Wednesday, 7 June 2017

Australia equals world economic record for longest time without a recession

Australia's economy grew 0.3% in the first three months of the year - confirming the country could be about to enjoy a world-record 26 years without a recession.
It currently matches the Netherlands' economic record of 103 quarters without recession which ended in 2008, but analysts have warned of uncertain times ahead as growth slows.

Figures released by the Australian Bureau of Statistics (ABS) showed the economy grew by 1.4% over the 12 months to March 2017.

However, while the annual rate was above forecasts, it was well down from 2.4% in the previous quarter, and the slowest since 2009.

Strong growth was recorded in service industries such as finance and insurance, wholesale trade and healthcare, but the manufacturing sector decreased for the tenth time in 11 quarters.

ABS chief economist Bruce Hockman said the GDP growth was tempered by falls in exports and housing investment.
"In the context of the past few years, it is still a fairly weak outcome," JP Morgan economist Tom Kennedy said of the latest figures.

"The real issue is that consumption is still pretty soft even though the saving rate fell... and (capital expenditure) was flat, still not doing anything.

"That's really important for the Australian economy so the domestic drivers of growth in Australia are still pretty underwhelming."

Australia last recorded two negative quarters of economic growth in March and June 1991.
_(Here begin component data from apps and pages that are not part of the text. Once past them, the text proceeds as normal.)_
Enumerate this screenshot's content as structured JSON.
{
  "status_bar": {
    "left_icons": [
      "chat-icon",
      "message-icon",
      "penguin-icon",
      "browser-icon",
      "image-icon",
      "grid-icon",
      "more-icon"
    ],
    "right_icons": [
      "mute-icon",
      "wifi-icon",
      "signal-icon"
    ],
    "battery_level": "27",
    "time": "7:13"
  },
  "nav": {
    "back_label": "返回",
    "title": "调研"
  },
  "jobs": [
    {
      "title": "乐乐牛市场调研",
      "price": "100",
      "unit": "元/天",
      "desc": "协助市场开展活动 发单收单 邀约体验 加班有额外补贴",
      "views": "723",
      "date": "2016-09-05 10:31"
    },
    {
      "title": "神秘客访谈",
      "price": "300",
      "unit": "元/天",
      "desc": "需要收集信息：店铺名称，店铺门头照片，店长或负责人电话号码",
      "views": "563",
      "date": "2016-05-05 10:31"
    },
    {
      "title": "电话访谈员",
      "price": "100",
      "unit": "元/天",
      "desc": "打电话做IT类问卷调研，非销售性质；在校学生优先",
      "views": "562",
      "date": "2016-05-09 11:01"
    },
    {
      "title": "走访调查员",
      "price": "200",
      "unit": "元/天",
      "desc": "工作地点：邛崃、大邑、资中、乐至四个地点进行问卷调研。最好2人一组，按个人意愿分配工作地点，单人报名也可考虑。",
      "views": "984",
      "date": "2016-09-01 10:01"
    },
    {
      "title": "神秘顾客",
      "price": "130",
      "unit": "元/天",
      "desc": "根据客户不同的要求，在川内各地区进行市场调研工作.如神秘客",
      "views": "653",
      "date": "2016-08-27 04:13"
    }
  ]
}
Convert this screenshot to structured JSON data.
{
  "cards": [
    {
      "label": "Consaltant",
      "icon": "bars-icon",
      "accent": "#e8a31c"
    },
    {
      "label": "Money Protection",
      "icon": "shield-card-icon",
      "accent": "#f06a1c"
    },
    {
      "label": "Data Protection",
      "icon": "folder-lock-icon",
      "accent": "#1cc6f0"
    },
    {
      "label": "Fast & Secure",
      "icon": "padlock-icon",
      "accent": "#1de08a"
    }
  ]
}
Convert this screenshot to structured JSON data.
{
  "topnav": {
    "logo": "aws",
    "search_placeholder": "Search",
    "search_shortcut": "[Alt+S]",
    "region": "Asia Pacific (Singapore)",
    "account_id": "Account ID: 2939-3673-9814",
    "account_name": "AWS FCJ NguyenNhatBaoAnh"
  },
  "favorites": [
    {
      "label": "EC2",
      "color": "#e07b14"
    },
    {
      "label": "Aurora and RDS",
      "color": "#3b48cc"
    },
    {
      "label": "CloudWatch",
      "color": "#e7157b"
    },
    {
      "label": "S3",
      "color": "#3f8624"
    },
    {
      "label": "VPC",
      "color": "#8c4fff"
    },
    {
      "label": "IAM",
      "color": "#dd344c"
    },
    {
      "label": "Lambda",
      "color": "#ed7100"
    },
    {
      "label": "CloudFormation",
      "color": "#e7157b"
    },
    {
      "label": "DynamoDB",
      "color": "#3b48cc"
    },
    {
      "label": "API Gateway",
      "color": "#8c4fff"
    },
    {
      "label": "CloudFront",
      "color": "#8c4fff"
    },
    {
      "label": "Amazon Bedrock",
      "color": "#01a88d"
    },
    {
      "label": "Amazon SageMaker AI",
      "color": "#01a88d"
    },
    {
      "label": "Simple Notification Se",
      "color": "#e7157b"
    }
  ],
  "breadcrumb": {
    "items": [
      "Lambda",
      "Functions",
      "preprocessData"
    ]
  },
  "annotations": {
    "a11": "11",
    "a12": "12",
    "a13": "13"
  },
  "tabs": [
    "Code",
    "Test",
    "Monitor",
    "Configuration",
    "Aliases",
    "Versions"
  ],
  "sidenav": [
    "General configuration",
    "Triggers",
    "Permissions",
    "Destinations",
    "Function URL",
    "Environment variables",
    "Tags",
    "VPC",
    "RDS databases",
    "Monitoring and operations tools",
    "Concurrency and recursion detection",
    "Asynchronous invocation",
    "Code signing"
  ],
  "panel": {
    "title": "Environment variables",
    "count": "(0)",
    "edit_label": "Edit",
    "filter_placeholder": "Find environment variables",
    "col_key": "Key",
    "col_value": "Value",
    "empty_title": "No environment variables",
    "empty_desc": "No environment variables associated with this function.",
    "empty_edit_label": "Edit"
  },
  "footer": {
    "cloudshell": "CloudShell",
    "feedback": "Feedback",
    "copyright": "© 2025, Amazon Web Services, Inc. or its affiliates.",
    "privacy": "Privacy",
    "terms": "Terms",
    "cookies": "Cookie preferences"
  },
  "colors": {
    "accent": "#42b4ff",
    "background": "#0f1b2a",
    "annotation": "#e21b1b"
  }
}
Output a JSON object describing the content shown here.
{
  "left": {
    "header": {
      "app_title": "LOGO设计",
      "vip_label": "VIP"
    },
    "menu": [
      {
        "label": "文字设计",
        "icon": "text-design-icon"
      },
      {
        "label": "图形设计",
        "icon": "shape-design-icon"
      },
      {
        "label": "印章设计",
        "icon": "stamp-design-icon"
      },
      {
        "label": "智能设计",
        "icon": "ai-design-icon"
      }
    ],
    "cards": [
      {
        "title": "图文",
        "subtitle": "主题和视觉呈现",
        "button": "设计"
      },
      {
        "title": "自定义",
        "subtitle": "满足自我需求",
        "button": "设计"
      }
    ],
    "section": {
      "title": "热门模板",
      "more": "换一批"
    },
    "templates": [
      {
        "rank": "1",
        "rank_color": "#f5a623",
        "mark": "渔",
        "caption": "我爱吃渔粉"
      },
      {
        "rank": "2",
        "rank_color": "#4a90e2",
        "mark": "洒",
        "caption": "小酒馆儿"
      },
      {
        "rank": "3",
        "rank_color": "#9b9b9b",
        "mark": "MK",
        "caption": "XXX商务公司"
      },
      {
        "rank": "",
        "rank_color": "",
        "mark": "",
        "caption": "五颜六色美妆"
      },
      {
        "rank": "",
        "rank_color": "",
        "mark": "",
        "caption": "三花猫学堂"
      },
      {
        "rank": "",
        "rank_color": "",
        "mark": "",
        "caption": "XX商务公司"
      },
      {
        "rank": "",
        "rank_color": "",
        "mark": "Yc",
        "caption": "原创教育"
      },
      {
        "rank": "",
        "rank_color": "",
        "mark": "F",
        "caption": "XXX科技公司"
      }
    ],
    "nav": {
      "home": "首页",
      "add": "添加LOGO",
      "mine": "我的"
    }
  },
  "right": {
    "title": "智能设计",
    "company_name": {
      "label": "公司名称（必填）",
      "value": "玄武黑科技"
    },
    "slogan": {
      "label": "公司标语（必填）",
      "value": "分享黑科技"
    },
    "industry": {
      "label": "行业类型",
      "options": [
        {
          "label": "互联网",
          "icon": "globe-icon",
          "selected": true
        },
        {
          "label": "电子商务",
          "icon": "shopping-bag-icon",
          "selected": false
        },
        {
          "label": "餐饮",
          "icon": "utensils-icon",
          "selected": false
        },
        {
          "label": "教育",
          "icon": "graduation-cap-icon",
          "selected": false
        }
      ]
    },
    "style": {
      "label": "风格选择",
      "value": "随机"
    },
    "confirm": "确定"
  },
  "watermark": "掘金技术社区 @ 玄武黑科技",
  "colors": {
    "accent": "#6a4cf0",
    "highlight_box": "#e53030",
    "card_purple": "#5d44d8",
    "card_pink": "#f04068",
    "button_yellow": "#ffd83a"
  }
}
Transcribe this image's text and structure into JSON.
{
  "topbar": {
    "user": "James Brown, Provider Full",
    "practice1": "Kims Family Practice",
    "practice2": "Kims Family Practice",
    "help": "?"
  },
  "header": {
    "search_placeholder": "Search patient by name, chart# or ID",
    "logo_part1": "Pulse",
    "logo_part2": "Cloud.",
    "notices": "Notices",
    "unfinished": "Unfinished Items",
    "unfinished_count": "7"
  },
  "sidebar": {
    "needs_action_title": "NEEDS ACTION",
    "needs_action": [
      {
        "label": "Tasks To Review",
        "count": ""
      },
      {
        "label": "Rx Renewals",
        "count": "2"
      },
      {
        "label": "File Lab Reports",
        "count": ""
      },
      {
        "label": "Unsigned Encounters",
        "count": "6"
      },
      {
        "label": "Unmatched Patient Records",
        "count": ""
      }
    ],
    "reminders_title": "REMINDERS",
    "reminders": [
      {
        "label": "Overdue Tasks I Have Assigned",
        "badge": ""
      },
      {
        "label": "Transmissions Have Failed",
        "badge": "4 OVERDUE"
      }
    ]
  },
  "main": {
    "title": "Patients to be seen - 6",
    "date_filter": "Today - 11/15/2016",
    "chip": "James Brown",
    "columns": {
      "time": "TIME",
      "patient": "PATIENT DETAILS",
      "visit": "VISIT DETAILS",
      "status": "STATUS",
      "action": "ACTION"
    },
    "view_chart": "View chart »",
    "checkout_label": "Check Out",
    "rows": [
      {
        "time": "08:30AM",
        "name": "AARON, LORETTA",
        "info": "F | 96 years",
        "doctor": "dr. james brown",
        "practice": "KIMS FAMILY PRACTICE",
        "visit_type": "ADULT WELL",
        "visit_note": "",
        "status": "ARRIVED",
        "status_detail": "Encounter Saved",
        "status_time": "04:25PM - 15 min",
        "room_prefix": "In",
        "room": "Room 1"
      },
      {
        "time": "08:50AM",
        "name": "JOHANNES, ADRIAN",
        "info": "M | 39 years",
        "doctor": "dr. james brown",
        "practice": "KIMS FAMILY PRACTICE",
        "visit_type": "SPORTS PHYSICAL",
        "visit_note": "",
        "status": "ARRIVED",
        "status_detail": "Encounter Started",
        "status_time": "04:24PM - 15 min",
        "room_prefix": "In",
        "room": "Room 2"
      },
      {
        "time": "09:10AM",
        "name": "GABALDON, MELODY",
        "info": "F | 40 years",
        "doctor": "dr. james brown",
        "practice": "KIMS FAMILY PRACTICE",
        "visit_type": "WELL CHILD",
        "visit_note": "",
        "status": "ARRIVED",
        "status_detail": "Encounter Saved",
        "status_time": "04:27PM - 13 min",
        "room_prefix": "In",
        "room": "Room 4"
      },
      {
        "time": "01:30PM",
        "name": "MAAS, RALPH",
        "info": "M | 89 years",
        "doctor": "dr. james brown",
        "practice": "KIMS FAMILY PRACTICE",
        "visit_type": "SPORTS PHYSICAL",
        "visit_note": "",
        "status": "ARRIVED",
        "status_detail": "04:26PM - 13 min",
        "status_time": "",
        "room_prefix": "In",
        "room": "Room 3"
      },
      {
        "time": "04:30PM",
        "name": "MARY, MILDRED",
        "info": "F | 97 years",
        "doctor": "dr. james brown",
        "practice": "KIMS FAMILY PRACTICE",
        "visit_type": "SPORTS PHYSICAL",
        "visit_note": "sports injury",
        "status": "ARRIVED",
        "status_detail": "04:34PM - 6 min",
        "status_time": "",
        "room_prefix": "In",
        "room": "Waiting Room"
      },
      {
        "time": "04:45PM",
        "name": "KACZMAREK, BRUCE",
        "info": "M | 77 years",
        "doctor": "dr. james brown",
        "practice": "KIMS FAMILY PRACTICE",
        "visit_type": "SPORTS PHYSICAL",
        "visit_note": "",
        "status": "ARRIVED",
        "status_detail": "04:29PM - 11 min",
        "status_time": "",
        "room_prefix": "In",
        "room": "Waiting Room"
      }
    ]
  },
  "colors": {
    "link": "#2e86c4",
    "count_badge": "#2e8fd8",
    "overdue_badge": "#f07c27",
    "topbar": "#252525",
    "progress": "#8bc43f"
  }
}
It was one of the few wealthy countries to continue to grow through the 2008 financial crisis, largely because of natural resource demand from China, its biggest trading partner.

SKY       News.